[Your instructions]
What lines of the data below hold the string "date"? Copy each one.

===

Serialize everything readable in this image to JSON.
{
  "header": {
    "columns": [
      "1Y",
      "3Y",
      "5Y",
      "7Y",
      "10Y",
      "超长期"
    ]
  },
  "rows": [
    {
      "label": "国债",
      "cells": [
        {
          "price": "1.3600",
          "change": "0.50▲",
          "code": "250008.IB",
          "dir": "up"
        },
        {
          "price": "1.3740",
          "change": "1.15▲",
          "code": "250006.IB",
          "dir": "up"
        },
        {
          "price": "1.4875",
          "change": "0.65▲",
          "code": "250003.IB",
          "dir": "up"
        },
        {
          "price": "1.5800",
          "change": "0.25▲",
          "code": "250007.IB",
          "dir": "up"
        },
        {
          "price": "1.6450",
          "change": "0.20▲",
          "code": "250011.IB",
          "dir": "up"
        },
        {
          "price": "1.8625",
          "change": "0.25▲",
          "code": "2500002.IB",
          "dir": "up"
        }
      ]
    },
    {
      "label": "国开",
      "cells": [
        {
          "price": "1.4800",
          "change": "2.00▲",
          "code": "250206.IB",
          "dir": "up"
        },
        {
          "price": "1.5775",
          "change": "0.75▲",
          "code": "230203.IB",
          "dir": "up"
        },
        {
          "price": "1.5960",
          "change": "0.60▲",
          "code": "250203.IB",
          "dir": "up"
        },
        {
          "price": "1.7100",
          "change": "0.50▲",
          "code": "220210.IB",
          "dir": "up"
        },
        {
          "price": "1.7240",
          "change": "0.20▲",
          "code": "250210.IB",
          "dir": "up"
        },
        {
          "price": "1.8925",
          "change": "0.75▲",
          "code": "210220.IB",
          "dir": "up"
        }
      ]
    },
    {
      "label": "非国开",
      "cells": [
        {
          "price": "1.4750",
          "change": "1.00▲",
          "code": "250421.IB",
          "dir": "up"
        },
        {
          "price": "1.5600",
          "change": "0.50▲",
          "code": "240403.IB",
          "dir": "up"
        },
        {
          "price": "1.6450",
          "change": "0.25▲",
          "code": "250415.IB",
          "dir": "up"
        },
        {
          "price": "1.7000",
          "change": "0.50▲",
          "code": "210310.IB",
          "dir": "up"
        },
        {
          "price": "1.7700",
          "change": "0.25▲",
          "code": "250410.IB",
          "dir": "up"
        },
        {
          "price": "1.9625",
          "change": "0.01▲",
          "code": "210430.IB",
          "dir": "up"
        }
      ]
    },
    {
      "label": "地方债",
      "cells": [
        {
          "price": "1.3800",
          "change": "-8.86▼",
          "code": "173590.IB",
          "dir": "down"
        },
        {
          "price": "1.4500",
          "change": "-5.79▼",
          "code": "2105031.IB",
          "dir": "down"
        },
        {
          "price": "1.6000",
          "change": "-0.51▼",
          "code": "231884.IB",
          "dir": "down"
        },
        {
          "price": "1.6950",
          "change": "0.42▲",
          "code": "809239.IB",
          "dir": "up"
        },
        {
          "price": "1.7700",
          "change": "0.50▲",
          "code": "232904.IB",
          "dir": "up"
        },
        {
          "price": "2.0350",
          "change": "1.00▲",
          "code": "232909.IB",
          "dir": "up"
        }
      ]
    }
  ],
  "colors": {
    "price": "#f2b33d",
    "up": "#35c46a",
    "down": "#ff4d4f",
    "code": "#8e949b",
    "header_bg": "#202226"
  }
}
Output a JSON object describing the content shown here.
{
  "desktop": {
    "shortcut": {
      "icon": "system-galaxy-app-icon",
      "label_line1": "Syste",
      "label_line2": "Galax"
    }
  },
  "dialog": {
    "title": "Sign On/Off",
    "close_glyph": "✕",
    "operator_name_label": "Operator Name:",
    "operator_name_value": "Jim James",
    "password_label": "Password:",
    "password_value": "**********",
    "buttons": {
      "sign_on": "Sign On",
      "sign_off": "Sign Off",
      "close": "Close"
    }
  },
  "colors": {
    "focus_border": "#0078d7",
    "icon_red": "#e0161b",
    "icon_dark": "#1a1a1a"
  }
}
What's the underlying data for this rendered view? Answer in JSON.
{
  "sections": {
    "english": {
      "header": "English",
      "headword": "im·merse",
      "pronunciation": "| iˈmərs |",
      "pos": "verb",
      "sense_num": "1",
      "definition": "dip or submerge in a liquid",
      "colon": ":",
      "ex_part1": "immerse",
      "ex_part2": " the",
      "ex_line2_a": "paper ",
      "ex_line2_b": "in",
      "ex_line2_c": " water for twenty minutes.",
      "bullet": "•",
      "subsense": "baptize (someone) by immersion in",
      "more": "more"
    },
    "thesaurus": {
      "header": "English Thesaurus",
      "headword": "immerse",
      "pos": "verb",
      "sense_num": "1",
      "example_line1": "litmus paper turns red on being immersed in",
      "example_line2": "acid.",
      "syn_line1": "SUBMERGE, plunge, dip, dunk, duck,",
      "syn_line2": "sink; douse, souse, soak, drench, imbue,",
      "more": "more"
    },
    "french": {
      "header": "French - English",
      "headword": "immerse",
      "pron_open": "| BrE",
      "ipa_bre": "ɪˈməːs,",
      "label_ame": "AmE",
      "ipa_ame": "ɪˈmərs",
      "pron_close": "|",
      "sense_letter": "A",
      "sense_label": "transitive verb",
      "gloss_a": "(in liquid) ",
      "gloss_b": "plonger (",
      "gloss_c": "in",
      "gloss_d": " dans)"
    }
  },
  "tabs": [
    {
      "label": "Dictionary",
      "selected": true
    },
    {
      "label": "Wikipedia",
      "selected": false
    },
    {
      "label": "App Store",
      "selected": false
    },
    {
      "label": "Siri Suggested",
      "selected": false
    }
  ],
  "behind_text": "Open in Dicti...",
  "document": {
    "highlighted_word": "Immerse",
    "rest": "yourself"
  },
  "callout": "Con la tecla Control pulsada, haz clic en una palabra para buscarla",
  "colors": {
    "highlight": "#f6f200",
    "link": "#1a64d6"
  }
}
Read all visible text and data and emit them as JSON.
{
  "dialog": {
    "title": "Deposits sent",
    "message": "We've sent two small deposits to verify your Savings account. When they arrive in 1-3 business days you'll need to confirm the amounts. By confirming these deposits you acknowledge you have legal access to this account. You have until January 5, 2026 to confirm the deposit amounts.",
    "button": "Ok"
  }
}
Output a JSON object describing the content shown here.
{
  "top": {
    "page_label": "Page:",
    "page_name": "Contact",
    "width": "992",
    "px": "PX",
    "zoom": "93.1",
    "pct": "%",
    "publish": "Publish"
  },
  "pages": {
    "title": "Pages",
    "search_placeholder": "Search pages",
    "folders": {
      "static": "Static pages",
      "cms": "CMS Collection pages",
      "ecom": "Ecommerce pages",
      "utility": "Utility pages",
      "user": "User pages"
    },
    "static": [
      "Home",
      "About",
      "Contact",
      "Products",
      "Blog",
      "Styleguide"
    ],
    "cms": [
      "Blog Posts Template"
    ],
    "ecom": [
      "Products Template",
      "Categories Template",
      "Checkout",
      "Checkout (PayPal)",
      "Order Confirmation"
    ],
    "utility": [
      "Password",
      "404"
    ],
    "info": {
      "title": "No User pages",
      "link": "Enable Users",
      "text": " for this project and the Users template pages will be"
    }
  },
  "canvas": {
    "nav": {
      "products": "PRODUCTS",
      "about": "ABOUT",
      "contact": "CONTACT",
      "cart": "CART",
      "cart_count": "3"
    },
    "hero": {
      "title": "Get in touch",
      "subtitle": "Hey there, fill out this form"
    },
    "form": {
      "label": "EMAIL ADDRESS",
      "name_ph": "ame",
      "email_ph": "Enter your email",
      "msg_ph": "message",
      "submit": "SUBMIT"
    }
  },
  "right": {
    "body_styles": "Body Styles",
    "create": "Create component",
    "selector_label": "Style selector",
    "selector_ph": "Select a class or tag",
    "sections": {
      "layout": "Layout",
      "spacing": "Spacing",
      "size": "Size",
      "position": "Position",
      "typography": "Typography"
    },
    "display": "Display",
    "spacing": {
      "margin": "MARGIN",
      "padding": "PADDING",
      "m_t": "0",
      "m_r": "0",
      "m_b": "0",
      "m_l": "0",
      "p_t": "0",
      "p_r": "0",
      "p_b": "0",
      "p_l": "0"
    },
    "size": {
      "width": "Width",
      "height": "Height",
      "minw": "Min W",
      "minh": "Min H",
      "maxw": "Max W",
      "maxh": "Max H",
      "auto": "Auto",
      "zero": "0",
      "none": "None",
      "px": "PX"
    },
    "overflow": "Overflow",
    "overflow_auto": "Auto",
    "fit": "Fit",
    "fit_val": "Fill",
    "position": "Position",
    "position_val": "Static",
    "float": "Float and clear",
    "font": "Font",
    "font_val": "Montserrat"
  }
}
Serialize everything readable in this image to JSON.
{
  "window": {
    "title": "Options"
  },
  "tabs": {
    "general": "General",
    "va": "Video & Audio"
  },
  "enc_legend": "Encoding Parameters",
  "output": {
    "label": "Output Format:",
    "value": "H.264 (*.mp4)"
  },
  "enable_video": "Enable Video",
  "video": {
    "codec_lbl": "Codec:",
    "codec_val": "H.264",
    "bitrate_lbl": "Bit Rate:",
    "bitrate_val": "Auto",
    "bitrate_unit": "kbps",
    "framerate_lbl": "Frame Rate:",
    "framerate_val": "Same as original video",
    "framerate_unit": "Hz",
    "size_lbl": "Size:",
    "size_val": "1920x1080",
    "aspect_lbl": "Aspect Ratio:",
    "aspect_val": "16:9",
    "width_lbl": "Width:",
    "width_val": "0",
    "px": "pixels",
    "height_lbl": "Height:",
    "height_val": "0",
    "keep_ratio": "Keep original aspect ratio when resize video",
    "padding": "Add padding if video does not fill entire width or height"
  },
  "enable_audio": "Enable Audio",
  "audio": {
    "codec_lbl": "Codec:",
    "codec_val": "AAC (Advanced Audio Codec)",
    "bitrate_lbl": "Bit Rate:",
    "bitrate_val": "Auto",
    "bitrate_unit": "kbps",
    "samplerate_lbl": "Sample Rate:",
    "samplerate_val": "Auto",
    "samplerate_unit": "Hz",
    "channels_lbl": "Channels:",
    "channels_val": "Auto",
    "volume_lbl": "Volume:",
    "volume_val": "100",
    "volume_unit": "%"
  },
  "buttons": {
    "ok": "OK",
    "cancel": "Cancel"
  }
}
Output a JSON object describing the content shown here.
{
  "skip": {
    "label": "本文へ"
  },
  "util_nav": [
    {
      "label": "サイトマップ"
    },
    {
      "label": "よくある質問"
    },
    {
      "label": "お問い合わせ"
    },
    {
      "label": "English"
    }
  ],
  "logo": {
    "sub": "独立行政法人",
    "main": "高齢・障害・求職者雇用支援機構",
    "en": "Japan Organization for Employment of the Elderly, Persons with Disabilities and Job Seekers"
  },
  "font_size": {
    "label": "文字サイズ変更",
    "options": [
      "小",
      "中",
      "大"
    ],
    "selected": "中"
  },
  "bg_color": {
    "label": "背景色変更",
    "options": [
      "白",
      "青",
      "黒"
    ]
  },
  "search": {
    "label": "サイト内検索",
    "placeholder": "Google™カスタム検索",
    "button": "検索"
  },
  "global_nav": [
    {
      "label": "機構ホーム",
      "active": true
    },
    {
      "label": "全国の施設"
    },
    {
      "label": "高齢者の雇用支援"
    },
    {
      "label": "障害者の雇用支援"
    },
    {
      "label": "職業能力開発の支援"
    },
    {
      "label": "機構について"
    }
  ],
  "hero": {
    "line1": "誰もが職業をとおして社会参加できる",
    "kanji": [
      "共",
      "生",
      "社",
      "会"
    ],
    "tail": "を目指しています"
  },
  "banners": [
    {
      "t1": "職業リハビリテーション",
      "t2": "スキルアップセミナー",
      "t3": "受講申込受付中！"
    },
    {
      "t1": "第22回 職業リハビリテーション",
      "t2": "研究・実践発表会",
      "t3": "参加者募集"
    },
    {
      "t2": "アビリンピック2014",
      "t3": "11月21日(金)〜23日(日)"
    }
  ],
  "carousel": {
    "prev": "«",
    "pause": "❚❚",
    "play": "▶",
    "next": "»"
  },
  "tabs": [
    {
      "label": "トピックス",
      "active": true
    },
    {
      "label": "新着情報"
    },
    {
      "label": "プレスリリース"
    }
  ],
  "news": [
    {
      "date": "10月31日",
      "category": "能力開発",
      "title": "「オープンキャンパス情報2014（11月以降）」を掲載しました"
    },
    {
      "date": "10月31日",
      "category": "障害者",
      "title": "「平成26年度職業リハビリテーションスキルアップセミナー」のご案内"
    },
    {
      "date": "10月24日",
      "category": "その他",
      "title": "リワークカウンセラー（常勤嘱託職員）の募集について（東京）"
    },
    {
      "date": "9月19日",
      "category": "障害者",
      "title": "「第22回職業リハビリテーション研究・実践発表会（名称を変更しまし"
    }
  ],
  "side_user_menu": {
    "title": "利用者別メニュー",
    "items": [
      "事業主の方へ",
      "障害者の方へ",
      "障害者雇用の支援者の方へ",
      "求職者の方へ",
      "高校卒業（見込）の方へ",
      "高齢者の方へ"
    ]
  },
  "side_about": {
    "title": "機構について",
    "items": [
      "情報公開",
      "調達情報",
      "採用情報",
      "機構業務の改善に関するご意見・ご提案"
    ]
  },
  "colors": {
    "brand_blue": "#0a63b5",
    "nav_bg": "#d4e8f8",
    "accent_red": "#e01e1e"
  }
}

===

[Output below]
      "date": "10月31日",
      "date": "10月31日",
      "date": "10月24日",
      "date": "9月19日",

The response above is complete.